The response must contain every line below in which "Loops" appears.
[Information shown]
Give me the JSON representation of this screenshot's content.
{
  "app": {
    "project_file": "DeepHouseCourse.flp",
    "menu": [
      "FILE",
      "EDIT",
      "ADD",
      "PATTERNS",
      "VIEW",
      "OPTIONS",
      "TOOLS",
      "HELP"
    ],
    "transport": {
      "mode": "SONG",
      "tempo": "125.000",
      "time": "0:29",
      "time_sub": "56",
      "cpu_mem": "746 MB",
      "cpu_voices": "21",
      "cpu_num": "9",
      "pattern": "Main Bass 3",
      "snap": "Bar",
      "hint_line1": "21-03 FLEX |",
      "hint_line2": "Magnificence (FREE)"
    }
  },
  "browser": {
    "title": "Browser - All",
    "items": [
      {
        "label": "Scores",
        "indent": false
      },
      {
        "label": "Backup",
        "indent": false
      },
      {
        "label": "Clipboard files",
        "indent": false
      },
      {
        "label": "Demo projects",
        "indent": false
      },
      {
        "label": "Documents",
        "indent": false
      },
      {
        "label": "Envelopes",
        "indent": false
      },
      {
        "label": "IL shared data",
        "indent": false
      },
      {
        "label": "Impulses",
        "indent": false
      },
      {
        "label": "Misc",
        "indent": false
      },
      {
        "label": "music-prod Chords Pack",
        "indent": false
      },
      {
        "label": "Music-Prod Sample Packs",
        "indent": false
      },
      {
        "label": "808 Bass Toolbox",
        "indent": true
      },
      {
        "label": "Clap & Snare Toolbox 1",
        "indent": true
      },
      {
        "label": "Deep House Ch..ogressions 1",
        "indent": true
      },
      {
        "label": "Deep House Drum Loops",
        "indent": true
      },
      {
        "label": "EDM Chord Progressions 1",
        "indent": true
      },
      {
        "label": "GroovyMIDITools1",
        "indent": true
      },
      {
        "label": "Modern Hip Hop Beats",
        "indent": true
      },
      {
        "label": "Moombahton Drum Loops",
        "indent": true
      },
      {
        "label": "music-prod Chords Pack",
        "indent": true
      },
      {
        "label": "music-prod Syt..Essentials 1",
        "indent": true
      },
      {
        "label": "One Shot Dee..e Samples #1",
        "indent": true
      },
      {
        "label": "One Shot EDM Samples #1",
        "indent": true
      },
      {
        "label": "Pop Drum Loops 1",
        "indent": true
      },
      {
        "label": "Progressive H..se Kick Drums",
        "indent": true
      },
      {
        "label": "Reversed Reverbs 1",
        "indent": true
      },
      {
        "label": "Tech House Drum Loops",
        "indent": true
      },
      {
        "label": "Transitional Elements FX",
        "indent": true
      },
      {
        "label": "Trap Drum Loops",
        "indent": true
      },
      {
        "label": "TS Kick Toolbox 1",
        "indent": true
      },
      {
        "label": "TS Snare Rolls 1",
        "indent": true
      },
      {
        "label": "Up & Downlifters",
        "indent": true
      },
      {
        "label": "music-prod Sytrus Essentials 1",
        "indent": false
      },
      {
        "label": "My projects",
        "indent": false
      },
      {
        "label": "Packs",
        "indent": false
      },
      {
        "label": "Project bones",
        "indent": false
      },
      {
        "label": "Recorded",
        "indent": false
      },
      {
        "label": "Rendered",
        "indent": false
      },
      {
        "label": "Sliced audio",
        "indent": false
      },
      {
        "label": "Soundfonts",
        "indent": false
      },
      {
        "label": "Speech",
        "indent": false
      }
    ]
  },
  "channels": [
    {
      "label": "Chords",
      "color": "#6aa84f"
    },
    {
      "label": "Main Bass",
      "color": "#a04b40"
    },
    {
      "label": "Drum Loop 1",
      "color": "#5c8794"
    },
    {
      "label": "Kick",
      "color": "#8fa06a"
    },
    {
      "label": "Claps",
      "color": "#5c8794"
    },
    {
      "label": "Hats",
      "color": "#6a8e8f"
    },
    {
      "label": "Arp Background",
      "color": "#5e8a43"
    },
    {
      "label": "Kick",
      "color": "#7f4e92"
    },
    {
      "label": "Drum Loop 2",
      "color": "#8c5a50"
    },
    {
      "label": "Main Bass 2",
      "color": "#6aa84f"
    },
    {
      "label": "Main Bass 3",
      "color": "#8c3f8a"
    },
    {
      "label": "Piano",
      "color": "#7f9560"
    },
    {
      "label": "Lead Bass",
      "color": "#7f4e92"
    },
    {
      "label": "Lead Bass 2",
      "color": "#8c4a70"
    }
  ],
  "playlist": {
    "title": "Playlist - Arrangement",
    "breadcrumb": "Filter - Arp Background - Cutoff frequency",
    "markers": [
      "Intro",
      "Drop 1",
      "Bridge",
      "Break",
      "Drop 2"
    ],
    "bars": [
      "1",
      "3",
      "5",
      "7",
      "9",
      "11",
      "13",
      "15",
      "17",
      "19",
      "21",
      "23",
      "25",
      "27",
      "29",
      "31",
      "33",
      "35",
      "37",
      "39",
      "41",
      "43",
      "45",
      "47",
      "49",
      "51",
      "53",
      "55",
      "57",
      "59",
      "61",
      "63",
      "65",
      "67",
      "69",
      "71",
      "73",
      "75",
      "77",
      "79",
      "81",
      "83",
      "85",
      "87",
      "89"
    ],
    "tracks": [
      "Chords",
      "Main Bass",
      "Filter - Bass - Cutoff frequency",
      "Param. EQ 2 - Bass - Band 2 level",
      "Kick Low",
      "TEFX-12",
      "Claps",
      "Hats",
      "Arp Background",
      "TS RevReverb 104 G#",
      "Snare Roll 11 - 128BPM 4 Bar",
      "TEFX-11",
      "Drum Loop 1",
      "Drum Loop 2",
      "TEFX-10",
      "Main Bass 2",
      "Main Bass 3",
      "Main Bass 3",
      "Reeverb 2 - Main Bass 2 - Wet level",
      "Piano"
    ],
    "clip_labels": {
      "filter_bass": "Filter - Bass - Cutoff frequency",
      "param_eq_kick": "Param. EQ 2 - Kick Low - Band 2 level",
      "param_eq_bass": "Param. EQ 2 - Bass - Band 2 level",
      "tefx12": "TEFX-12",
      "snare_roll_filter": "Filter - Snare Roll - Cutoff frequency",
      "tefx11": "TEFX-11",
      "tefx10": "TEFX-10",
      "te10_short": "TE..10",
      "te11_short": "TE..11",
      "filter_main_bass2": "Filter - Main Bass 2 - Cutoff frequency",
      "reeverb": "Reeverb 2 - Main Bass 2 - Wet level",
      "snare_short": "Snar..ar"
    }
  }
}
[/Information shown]
▶ Exercise output
        "label": "Deep House Drum Loops",
        "label": "Moombahton Drum Loops",
        "label": "Pop Drum Loops 1",
        "label": "Tech House Drum Loops",
        "label": "Trap Drum Loops",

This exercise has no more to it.